Problem statement:
Retype the whole listing, character for character.

Material to process:
###
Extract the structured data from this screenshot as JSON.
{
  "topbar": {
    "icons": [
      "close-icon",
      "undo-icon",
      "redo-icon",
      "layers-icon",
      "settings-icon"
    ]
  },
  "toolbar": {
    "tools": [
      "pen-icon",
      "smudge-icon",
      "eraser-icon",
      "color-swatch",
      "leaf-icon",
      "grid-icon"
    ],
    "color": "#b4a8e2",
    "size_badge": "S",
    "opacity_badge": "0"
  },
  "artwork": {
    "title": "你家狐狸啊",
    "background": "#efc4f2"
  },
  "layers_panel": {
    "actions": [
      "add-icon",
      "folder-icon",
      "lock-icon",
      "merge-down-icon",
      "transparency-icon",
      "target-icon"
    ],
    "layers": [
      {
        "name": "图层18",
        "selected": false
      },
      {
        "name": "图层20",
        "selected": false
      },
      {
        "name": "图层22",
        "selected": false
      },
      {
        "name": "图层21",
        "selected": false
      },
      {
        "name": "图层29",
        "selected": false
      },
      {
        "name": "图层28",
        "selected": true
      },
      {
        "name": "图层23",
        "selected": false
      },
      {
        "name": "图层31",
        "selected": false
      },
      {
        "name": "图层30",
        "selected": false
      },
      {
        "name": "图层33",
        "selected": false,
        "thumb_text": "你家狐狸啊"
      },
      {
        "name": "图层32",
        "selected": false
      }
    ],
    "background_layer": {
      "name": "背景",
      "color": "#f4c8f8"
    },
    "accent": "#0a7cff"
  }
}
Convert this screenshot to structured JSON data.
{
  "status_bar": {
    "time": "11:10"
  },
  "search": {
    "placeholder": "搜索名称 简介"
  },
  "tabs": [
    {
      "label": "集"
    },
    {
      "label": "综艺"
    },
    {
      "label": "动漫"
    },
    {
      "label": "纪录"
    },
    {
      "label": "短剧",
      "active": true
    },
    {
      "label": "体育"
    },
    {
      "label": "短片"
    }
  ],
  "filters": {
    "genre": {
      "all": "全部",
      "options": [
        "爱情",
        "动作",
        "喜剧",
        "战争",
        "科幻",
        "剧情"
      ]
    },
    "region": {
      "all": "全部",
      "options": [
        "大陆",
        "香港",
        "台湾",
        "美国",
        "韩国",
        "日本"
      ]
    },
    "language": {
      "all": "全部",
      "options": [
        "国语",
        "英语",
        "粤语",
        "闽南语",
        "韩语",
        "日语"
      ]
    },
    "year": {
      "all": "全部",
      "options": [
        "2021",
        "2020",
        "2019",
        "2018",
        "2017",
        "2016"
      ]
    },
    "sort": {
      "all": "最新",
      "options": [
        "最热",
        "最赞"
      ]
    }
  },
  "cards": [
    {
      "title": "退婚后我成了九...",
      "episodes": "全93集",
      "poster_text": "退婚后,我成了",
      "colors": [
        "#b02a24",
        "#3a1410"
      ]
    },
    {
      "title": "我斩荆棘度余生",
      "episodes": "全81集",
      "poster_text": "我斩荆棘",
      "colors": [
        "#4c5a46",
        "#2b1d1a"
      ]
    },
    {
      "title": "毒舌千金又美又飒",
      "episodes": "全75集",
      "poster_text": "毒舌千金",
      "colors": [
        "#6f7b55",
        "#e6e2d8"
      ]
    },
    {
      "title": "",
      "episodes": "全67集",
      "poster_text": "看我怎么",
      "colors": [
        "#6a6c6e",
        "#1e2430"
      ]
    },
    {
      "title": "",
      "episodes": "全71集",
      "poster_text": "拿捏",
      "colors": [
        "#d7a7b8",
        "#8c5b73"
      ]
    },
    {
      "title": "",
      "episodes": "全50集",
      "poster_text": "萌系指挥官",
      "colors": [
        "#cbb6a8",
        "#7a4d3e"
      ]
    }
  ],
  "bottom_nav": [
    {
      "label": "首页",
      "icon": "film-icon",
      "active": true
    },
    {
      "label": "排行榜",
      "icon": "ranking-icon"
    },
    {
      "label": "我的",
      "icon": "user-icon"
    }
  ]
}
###
Exercise output:
Extract the structured data from this screenshot as JSON.
{
  "topbar": {
    "icons": [
      "close-icon",
      "undo-icon",
      "redo-icon",
      "layers-icon",
      "settings-icon"
    ]
  },
  "toolbar": {
    "tools": [
      "pen-icon",
      "smudge-icon",
      "eraser-icon",
      "color-swatch",
      "leaf-icon",
      "grid-icon"
    ],
    "color": "#b4a8e2",
    "size_badge": "S",
    "opacity_badge": "0"
  },
  "artwork": {
    "title": "你家狐狸啊",
    "background": "#efc4f2"
  },
  "layers_panel": {
    "actions": [
      "add-icon",
      "folder-icon",
      "lock-icon",
      "merge-down-icon",
      "transparency-icon",
      "target-icon"
    ],
    "layers": [
      {
        "name": "图层18",
        "selected": false
      },
      {
        "name": "图层20",
        "selected": false
      },
      {
        "name": "图层22",
        "selected": false
      },
      {
        "name": "图层21",
        "selected": false
      },
      {
        "name": "图层29",
        "selected": false
      },
      {
        "name": "图层28",
        "selected": true
      },
      {
        "name": "图层23",
        "selected": false
      },
      {
        "name": "图层31",
        "selected": false
      },
      {
        "name": "图层30",
        "selected": false
      },
      {
        "name": "图层33",
        "selected": false,
        "thumb_text": "你家狐狸啊"
      },
      {
        "name": "图层32",
        "selected": false
      }
    ],
    "background_layer": {
      "name": "背景",
      "color": "#f4c8f8"
    },
    "accent": "#0a7cff"
  }
}
Convert this screenshot to structured JSON data.
{
  "status_bar": {
    "time": "11:10"
  },
  "search": {
    "placeholder": "搜索名称 简介"
  },
  "tabs": [
    {
      "label": "集"
    },
    {
      "label": "综艺"
    },
    {
      "label": "动漫"
    },
    {
      "label": "纪录"
    },
    {
      "label": "短剧",
      "active": true
    },
    {
      "label": "体育"
    },
    {
      "label": "短片"
    }
  ],
  "filters": {
    "genre": {
      "all": "全部",
      "options": [
        "爱情",
        "动作",
        "喜剧",
        "战争",
        "科幻",
        "剧情"
      ]
    },
    "region": {
      "all": "全部",
      "options": [
        "大陆",
        "香港",
        "台湾",
        "美国",
        "韩国",
        "日本"
      ]
    },
    "language": {
      "all": "全部",
      "options": [
        "国语",
        "英语",
        "粤语",
        "闽南语",
        "韩语",
        "日语"
      ]
    },
    "year": {
      "all": "全部",
      "options": [
        "2021",
        "2020",
        "2019",
        "2018",
        "2017",
        "2016"
      ]
    },
    "sort": {
      "all": "最新",
      "options": [
        "最热",
        "最赞"
      ]
    }
  },
  "cards": [
    {
      "title": "退婚后我成了九...",
      "episodes": "全93集",
      "poster_text": "退婚后,我成了",
      "colors": [
        "#b02a24",
        "#3a1410"
      ]
    },
    {
      "title": "我斩荆棘度余生",
      "episodes": "全81集",
      "poster_text": "我斩荆棘",
      "colors": [
        "#4c5a46",
        "#2b1d1a"
      ]
    },
    {
      "title": "毒舌千金又美又飒",
      "episodes": "全75集",
      "poster_text": "毒舌千金",
      "colors": [
        "#6f7b55",
        "#e6e2d8"
      ]
    },
    {
      "title": "",
      "episodes": "全67集",
      "poster_text": "看我怎么",
      "colors": [
        "#6a6c6e",
        "#1e2430"
      ]
    },
    {
      "title": "",
      "episodes": "全71集",
      "poster_text": "拿捏",
      "colors": [
        "#d7a7b8",
        "#8c5b73"
      ]
    },
    {
      "title": "",
      "episodes": "全50集",
      "poster_text": "萌系指挥官",
      "colors": [
        "#cbb6a8",
        "#7a4d3e"
      ]
    }
  ],
  "bottom_nav": [
    {
      "label": "首页",
      "icon": "film-icon",
      "active": true
    },
    {
      "label": "排行榜",
      "icon": "ranking-icon"
    },
    {
      "label": "我的",
      "icon": "user-icon"
    }
  ]
}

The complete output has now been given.